Major Location of Compressed Air Leakages!!
1. Main Supply Line and Branch Connections
Two Material composites can be used for main supply lines
i. Plastic Pipes
Air leak inspections should focus on connection points and any bends in the pipe. Suspension hangers as these are areas of strain which, when combined with vibration will be the first area where cracking will appear.
ii. Metal pipes
Stronger anchoring and suspension are required as steel is heavier than plastic. Most steel pipes are uncoated which leaves them susceptible to corrosion; even if you use a good dryer system to eliminate moisture. Rusty pipes can cause damage to pneumatic equipment and contribute to compressed air system leaks.
2. Quick Coupler
Quick couplers are primary sources of compressed air system leaks. The cause of failure can be a damaged O-ring, poor workmanship during installation, or misuse by operators. Focus your attention on these couplers when inspecting your compressed air system. They are easily replaced on the fly.
Filter bodies consist of both an air inlet and an outlet port. When hoses or pipes are connected in a careless manner. These are prone to corrosion as well as thread damage and hence the area to inspect for leaks.
A spinning baffle or coalescing element removes moisture from the air which settles at the bottom and can be emptied by simply opening and closing the drain port. It is common to detect the ultrasonic hiss of an air leak from the drain valve.
4. Pneumatic Cylinders
They are viewed as a low-cost solution and are easily exchanged when they reach the end of life and, are utilized in many automated processes as well as on packaging and conveying lines to direct the flow of product through your facility. However, they are subjected to constant movement as well as vibrations and eventually they will wear out.
In Pneumatic Cylinders, the first place to search for leaks is where the ram shaft exits the cylinder body. The rod seal continuously wears against the shaft and eventually fails.
5. Dryer Assembly
Dryer assemblies are used to remove moisture from compressed air systems which could otherwise foul pneumatic tools and corrode steel lines and tanks.
Regardless of the type of dryer assembly used, they are all prone to leaks and should be a top priority for ultrasound inspections.
6. Pressure Regulators
Contaminants like oil, dirt, rust, and moisture in pressure regulators cause its rubbery consistency to become rigid. This combined onslaught eventually cracks the diaphragm allowing the regulator to leak expensive compressed air.
7. Rubber Pipes
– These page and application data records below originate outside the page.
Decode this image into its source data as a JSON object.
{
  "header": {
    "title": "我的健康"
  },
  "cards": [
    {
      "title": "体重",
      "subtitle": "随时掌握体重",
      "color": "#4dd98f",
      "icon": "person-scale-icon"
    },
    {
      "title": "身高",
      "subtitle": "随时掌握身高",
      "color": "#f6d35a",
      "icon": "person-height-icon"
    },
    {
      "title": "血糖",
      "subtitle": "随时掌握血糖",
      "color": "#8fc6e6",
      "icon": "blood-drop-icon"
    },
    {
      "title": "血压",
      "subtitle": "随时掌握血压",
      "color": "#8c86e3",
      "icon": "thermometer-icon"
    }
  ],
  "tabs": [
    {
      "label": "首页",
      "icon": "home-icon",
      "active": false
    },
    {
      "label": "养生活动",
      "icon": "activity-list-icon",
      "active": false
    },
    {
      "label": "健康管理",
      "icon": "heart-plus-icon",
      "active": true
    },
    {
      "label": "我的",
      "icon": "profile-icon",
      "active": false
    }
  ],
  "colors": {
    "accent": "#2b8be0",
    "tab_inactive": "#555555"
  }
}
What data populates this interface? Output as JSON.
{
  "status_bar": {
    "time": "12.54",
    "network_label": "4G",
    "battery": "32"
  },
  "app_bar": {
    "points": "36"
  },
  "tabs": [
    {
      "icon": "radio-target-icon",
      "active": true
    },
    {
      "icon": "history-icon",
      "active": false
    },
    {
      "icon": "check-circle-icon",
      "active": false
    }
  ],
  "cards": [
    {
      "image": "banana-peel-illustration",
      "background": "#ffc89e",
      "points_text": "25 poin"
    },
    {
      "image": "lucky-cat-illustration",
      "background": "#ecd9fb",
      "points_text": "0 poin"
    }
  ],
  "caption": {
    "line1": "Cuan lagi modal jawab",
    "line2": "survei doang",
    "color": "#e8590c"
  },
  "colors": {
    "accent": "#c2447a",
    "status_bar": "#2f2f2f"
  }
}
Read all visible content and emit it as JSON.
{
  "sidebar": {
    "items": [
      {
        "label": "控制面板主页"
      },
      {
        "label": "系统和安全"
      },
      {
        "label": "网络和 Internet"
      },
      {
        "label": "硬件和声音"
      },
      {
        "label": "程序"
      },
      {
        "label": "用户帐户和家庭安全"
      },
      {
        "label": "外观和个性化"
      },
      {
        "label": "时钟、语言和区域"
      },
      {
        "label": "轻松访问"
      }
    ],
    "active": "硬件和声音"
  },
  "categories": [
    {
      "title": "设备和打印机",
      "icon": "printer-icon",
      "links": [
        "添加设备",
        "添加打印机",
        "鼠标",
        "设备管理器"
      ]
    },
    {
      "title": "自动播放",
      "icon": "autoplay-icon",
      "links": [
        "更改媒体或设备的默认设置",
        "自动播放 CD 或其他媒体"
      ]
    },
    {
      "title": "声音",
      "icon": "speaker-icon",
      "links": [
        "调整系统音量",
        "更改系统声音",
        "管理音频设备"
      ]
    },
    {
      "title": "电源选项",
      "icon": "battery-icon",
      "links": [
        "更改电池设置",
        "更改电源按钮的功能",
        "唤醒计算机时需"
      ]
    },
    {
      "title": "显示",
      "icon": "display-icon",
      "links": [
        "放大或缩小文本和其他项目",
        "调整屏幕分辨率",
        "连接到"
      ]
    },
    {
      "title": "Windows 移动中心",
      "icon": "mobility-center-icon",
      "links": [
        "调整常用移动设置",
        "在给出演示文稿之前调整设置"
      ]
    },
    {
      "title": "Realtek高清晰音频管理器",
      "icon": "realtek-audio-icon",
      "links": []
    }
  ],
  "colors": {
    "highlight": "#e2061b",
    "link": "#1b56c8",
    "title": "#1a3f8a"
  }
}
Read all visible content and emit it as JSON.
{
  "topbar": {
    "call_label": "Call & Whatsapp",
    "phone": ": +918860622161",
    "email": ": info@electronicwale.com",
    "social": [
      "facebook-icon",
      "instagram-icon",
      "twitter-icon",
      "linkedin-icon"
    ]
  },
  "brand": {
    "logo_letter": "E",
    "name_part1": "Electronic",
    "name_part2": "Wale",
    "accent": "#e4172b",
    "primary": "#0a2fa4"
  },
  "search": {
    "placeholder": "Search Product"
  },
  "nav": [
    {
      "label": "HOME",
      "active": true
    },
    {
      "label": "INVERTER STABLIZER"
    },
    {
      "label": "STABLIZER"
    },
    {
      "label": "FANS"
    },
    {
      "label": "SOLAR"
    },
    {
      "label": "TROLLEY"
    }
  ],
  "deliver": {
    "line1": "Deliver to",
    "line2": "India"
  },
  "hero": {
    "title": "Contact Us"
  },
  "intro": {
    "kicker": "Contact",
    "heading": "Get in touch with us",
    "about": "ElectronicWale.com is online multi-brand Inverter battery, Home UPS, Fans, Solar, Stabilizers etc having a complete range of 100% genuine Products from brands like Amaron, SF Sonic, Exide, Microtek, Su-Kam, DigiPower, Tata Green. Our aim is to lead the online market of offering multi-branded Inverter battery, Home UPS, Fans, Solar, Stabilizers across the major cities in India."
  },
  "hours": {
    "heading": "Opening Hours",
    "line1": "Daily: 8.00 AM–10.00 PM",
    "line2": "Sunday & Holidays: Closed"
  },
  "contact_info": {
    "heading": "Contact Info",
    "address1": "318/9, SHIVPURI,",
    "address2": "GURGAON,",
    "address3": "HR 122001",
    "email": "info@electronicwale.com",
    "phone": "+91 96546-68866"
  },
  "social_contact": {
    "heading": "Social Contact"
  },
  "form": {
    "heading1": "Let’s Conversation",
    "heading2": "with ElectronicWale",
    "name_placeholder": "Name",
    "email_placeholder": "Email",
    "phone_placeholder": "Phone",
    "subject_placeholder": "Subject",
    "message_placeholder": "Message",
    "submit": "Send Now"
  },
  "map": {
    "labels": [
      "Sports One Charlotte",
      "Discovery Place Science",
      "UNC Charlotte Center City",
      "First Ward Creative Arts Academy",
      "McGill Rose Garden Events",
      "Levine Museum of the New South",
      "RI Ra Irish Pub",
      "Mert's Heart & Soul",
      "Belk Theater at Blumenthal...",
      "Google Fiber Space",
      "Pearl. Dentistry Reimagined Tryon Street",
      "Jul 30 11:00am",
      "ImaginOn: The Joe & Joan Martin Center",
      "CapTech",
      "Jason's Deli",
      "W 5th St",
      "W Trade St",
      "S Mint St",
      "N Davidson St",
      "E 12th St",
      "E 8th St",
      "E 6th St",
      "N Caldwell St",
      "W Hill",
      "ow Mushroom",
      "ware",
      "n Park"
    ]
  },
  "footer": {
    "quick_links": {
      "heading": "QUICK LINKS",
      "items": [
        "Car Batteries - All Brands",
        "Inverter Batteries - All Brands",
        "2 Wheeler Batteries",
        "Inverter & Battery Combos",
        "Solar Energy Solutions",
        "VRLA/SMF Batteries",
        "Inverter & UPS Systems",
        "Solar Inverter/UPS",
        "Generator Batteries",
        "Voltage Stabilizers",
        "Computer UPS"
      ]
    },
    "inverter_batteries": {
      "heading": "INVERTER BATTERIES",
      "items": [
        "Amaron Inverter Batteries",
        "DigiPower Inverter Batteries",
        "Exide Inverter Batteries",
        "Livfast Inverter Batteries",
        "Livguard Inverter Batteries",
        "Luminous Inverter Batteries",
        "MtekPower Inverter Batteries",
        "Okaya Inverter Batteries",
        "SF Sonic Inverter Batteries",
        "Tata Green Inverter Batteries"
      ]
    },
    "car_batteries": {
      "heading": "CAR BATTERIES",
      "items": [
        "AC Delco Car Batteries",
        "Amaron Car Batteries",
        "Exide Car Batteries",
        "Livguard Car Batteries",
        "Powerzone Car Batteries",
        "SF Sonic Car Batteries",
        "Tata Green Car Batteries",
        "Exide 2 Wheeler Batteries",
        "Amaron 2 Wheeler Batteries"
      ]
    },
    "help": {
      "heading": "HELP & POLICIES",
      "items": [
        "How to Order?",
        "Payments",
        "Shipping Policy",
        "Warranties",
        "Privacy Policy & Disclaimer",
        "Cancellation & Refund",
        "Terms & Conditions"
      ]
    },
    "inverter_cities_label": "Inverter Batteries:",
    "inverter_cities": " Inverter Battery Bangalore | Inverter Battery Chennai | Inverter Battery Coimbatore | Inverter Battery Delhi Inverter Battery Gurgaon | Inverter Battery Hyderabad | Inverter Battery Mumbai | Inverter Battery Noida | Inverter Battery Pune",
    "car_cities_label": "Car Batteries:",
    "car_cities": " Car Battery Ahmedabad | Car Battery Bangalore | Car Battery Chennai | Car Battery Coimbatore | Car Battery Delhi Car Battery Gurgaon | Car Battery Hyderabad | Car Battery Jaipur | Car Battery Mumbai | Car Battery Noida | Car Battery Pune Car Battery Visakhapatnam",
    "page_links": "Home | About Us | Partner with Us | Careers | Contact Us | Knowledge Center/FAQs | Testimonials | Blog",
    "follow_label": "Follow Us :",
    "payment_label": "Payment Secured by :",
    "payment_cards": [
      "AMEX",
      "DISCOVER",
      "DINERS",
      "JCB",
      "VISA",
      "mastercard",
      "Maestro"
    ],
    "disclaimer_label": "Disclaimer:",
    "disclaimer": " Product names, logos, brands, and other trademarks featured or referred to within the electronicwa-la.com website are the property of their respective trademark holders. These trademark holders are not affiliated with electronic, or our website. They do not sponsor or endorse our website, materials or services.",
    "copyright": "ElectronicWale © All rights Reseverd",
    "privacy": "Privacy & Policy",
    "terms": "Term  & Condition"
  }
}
Rubber pipes, airlines, and hoses are the most common method for branching into distribution lines within compressed air systems. It is typical to see these hoses dragged across the shop floor, driven over by lift trucks, pinched, slit, cracked, and otherwise abused. No matter how or where they are in your facility, rubber air lines and hoses must be at the top of the list for leak surveyors.
8. Lubricator Assemblies
Pneumatic tools require lubrication in small doses. Lubricator assemblies send oil into the compressed air line in small, atomized bursts. This component benefits pneumatic cylinders, valves, and other end-use tools.
9. Isolation Valves
Isolation valves are usually installed downstream of the filter/regulator/lubricator assemblies. Leak inspections should focus on the valve seat handle mechanism where the packing wears from continuous use. Often these leaks can be repaired by simple tightening with a wrench.
10. Automatic Drain Traps
Receivers, separators, filters, and regulators all require moisture removal. Automatic drain valves are either timer-operated or actuate when the water column reaches a set height and releases a ball from its seat to allow water to flow. Once the water level drops, the ball re-seats to stop the flow of air.